Behold the Rocky Mountain Elk, scientifically known as Cervus elaphus nelsoni, an emblematic subspecies among the four that thrive in the vast expanse of the United States. In the heart of New Mexico, this majestic creature takes its place as the largest mammal. Revered as one of the most sought-after trophies for big game hunters, the presence of the Rocky Mountain Elk in New Mexico is the result of extensive efforts to reintroduce them to their native habitat after their extirpation in the early 1900s. Both the Rocky Mountain Elk and the now-extinct Merriam’s Elk (C. e. merriami) once roamed the state’s rugged mountainous terrains, and they held a sacred cultural significance for many southwestern tribes across the region. Merriam’s elk, in particular, were known to populate the southern mountains of both New Mexico and Arizona until the European settlers arrived, bringing unregulated hunting and the transformative presence of sheep and cattle, leading to their precipitous decline in the late 1800s. By 1900, elk were a rare sight in the southern mountains, and the last recorded elk in the northern part of the state was seen in 1909.

Shortly after the elk vanished from the state, the journey of reintroducing the species commenced in 1911. It was during this time that the Bartlett Ranch, also known as Vermejo Park, acquired 15 Rocky Mountain elk, while the state of New Mexico imported 12 elk from Colorado to reestablish small populations in the northern mountains. Subsequent reintroduction initiatives were undertaken after the passage of the Pittman Robertson Act in 1938. This legislation provided the state with funds derived from excise taxes on sporting equipment, such as firearms and ammunition. This act, still in force today, is a critical financial resource for state wildlife management agencies across the United States. Early funds were allocated to continue the reintroduction of elk into New Mexico, and between 1954 and 1967, the Department of Game and Fish, established in 1912, transplanted 638 elk into the state. Since then, elk have flourished in many of their historical ranges in the mountainous regions, and their population is estimated to range from 81,100 to 105,700 (according to 2018 data) across New Mexico.

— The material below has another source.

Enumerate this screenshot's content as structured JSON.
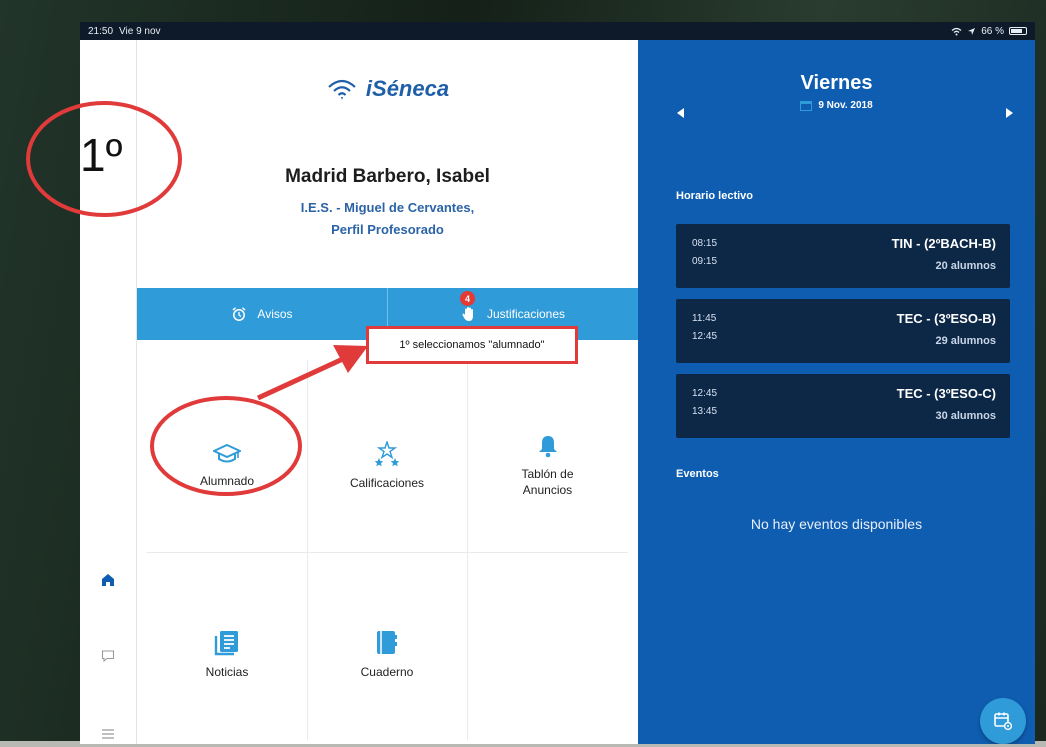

Elk, the second-largest members of the deer family, scientifically belong to the Cervidae group. Mature bulls exhibit an impressive weight range between 800 and 1,100 pounds, while adult cows weigh between 500 and 660 pounds. Their stature boasts a total body length of 80 to 100 inches and a front shoulder height that spans from 55 to 60 inches, making them an imposing presence second only to moose within the deer family. The Native American name for these elk, “Wapati,” is an ode to their distinctive “white rump.” Their coats typically showcase a tawny brown or light tan hue, accentuated by a mane of darker, longer hair that extends from the front shoulders onward. Antlers, a signature trait, are exclusive to male, or bull, elk. These antlers begin growing in late spring and continue to develop before shedding annually to be replaced. The antler development process commences in their first year and extends throughout their lifespan, with the maximum antler size typically observed in 7-8-year-old bulls. These antlers usually feature six tines each, spanning up to 40-45 inches in length and weighing 15-20 pounds apiece. Antler size can vary among individual bulls, influenced by factors such as age, the quality of spring forage, and nutritional condition at a young age. These formidable antlers play a pivotal role in establishing dominance during the rut, the breeding season, and also serve as a defense against predators. Elk exhibit varying lifespans, with cows generally living longer, around 15-18 years, compared to bulls, who typically have a lifespan of 10-13 years.

Elk in New Mexico have a strong association with forested mountain and foothill ecosystems, characterized by a blend of open meadows and sheltered terrain. They are commonly found in aspen and pine forests, as well as pinon and juniper uplands. Elk are strict herbivores, with their diet primarily consisting of grasses and forbs. Their foraging activities are most prevalent during the early morning and twilight hours in open meadows. During the daytime, they seek refuge in dense timber, resting in shaded, cool areas that shield them from midday temperatures and reduce their vulnerability to predators. In the northern parts of New Mexico, some elk partake in seasonal migrations, transitioning between high-elevation habitats in the summer and low-elevation habitats in the winter, when snow accumulates in the mountains, making foraging more challenging. The breeding season for elk occurs during the mid to late fall, with mature bull elk’s bugling calls echoing through the landscape and their distinctive antler-to-antler sparring bouts. These bouts serve to establish dominance within the herd and secure the opportunity to mate with a harem of breeding-age cow elk. Not every bull will have the chance to mate each year, and typically, one bull will breed with multiple cows. With the arrival of spring, newborn elk calves make their appearance. For most elk, peak calving occurs around June 1st when the spring vegetation is exceptionally nutritious. These newborn calves typically weigh between 30-35 pounds at birth and are characterized by speckled coats, serving as their primary camouflage and defense against predators during their first week of life. Common predators that pose a threat to elk calves include coyotes, black bears, and mountain lions.